Newborn Care

The first 24 hours after birth are filled with important moments for both you and your baby. In this section, we'll guide you through what to expect at Sierra View Medical Center during this time, covering everything from feeding and bathing to​ essential screenings and care procedures.


Breastfeeding is encouraged and is started soon after your baby is born. Our International Board Certified Lactation Consultant can help you with breastfeeding before, during, and after your hospital stay through our Breastfeeding Resource Center. Our nurses are also trained to assist with latching and provide education for successful feeding.

If needed, alternatives such as human donor milk or formula are available.


Your baby will be bathed after twelve hours of birth to avoid interrupting the skin to skin bonding time between you and your baby.

Umbilical Cord Care

Keep the umbilical cord clean and dry. Do not clean with rubbing alcohol unless your healthcare provider instructs you to do so. When bathing the baby at home, be sure to not place the umbilical area underwater until the cord has fallen off. The umbilical cord typically falls off 1-3 weeks after birth.

Newborn Screenings

Several screenings are done shortly after birth to check for various health issues:

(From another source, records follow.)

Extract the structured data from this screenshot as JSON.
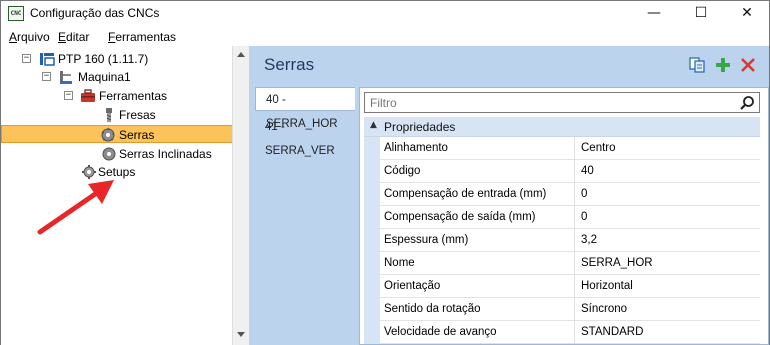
{
  "window": {
    "app_icon_text": "CNC",
    "title": "Configuração das CNCs",
    "minimize_glyph": "—",
    "maximize_glyph": "☐",
    "close_glyph": "✕"
  },
  "menu": {
    "items": [
      {
        "accel": "A",
        "rest": "rquivo"
      },
      {
        "accel": "E",
        "rest": "ditar"
      },
      {
        "accel": "F",
        "rest": "erramentas"
      }
    ]
  },
  "tree": {
    "items": [
      {
        "label": "PTP 160 (1.11.7)",
        "icon": "cnc-machine-icon",
        "expanded": true
      },
      {
        "label": "Maquina1",
        "icon": "machine-icon",
        "expanded": true
      },
      {
        "label": "Ferramentas",
        "icon": "toolbox-icon",
        "expanded": true
      },
      {
        "label": "Fresas",
        "icon": "drill-bit-icon"
      },
      {
        "label": "Serras",
        "icon": "saw-icon",
        "selected": true
      },
      {
        "label": "Serras Inclinadas",
        "icon": "saw-icon"
      },
      {
        "label": "Setups",
        "icon": "gear-icon"
      }
    ],
    "toggle_glyph": "−"
  },
  "panel": {
    "title": "Serras",
    "tabs": [
      {
        "label": "40 - SERRA_HOR",
        "active": true
      },
      {
        "label": "41 - SERRA_VER",
        "active": false
      }
    ],
    "filter_placeholder": "Filtro",
    "category": {
      "toggle_glyph": "▲",
      "label": "Propriedades"
    },
    "properties": [
      {
        "name": "Alinhamento",
        "value": "Centro"
      },
      {
        "name": "Código",
        "value": "40"
      },
      {
        "name": "Compensação de entrada (mm)",
        "value": "0"
      },
      {
        "name": "Compensação de saída (mm)",
        "value": "0"
      },
      {
        "name": "Espessura (mm)",
        "value": "3,2"
      },
      {
        "name": "Nome",
        "value": "SERRA_HOR"
      },
      {
        "name": "Orientação",
        "value": "Horizontal"
      },
      {
        "name": "Sentido da rotação",
        "value": "Síncrono"
      },
      {
        "name": "Velocidade de avanço",
        "value": "STANDARD"
      }
    ]
  },
  "colors": {
    "selected_tree_item": "#fbc35a",
    "panel_background": "#bcd3ee",
    "category_row": "#d7e4f4",
    "annotation_arrow": "#e8262a",
    "add_icon": "#3aa64a",
    "delete_icon": "#d93636"
  }
}
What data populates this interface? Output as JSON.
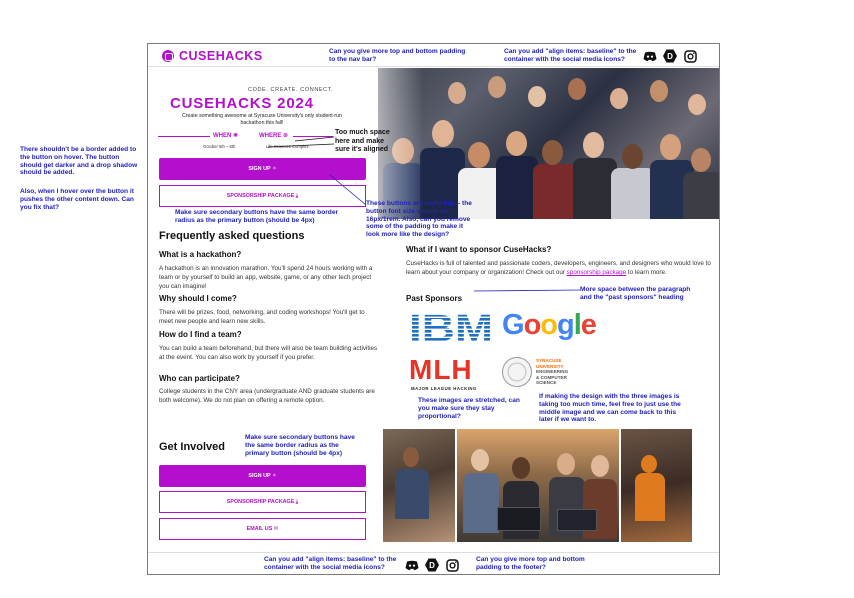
{
  "nav": {
    "brand": "CUSEHACKS"
  },
  "hero": {
    "tagline": "CODE. CREATE. CONNECT.",
    "title": "CUSEHACKS 2024",
    "subtitle": "Create something awesome at Syracuse University's only student-run hackathon this fall!",
    "when_label": "WHEN",
    "where_label": "WHERE",
    "when_value": "October 5th – 6th",
    "where_value": "Life Sciences Complex"
  },
  "buttons": {
    "sign_up": "SIGN UP",
    "sponsorship": "SPONSORSHIP PACKAGE",
    "email": "EMAIL US"
  },
  "faq": {
    "title": "Frequently asked questions",
    "items": [
      {
        "q": "What is a hackathon?",
        "a": "A hackathon is an innovation marathon. You'll spend 24 hours working with a team or by yourself to build an app, website, game, or any other tech project you can imagine!"
      },
      {
        "q": "Why should I come?",
        "a": "There will be prizes, food, networking, and coding workshops! You'll get to meet new people and learn new skills."
      },
      {
        "q": "How do I find a team?",
        "a": "You can build a team beforehand, but there will also be team building activities at the event. You can also work by yourself if you prefer."
      },
      {
        "q": "Who can participate?",
        "a": "College students in the CNY area (undergraduate AND graduate students are both welcome). We do not plan on offering a remote option."
      }
    ]
  },
  "get_involved": {
    "title": "Get Involved"
  },
  "sponsor": {
    "title": "What if I want to sponsor CuseHacks?",
    "text_before": "CuseHacks is full of talented and passionate coders, developers, engineers, and designers who would love to learn about your company or organization! Check out our ",
    "link": "sponsorship package",
    "text_after": " to learn more.",
    "past_title": "Past Sponsors",
    "logos": {
      "ibm": "IBM",
      "google": "Google",
      "mlh": "MLH",
      "mlh_sub": "MAJOR LEAGUE HACKING",
      "su_lines": [
        "SYRACUSE",
        "UNIVERSITY",
        "ENGINEERING",
        "& COMPUTER",
        "SCIENCE"
      ]
    }
  },
  "notes": {
    "nav_padding": "Can you give more top and bottom padding to the nav bar?",
    "nav_align": "Can you add \"align items: baseline\" to the container with the social media icons?",
    "hover_border": "There shouldn't be a border added to the button on hover. The button should get darker and a drop shadow should be added.",
    "hover_push": "Also, when I hover over the button it pushes the other content down. Can you fix that?",
    "too_much_space": "Too much space here and make sure it's aligned",
    "secondary_radius_top": "Make sure secondary buttons have the same border radius as the primary button (should be 4px)",
    "buttons_big": "These buttons are really big— the button font size should be 16px/1rem. Also, can you remove some of the padding to make it look more like the design?",
    "more_space": "More space between the paragraph and the \"past sponsors\" heading",
    "stretched": "These images are stretched, can you make sure they stay proportional?",
    "three_images": "If making the design with the three images is taking too much time, feel free to just use the middle image and we can come back to this later if we want to.",
    "secondary_radius_bottom": "Make sure secondary buttons have the same border radius as the primary button (should be 4px)",
    "footer_align": "Can you add \"align items: baseline\" to the container with the social media icons?",
    "footer_padding": "Can you give more top and bottom padding to the footer?"
  },
  "colors": {
    "brand": "#b30fcc",
    "annotation": "#2222bb"
  },
  "icons": [
    "discord-icon",
    "devpost-icon",
    "instagram-icon",
    "cusehacks-logo-icon",
    "sparkle-icon",
    "download-icon",
    "mail-icon"
  ]
}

  • Metabolic Screening: After 24 hours, a blood test is done to detect possible genetic or metabolic disorders. The blood sample will be taken from your baby's heel.
  • Hearing Screening: A hearing screening will be done before leaving the hospital. If your newborn does not pass the screening after two attempts, you will be scheduled to return to the hospital for a third exam.
  • Blood Sugar Checks: If determined necessary by the pediatrician’s assessment, your newborn will have their blood sugar checked.
  • Phototherapy treatment for newborns with jaundice
    Jaundice Screening: Newborns are routinely screened for jaundice, a condition where the skin turns yellow due to high bilirubin levels in the blood. The screening is done by holding a light meter over your baby's skin. If the light meter is elevated, further testing may be necessary, like taking a blood sample from your baby and repeating the light meter every 6-12 hours. To lower the bilirubin levels, your baby might need phototherapy. During phototherapy, the baby is placed under a special light, with only a diaper and eye protection, to bring the bilirubin levels down to a safer range.

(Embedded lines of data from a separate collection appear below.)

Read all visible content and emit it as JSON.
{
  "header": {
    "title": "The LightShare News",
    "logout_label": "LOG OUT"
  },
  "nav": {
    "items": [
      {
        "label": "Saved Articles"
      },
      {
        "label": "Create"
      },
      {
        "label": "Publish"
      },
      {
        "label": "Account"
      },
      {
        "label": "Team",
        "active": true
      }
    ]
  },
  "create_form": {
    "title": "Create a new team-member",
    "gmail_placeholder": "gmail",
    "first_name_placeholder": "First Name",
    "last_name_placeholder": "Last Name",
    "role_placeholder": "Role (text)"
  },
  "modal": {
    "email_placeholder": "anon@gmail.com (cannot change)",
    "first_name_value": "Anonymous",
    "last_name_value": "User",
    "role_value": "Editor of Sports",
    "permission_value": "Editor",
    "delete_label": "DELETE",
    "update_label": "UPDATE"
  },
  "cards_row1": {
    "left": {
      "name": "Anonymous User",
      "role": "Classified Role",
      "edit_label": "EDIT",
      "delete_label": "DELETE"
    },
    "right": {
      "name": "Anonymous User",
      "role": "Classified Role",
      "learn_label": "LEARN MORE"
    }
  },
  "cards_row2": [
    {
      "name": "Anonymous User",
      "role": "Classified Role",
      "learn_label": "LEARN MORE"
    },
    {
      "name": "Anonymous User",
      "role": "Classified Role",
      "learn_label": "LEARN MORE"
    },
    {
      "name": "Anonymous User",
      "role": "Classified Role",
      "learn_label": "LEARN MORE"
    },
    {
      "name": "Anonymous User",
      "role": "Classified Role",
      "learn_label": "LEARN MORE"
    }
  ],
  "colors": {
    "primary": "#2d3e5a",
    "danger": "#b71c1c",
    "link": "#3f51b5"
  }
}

Newborn Medications

Shortly after birth, three medications are given:

  • Erythromycin: An antibiotic ointment to prevent eye infections.
  • Vitamin K: Babies are typically born with low levels of Vitamin K, which helps the blood clot. An injection is given in your baby's thigh to help prevent bleeding.
  • Hepatitis B Vaccine: An injection is given in your baby’s thigh to help prevent hepatitis B, a liver infection.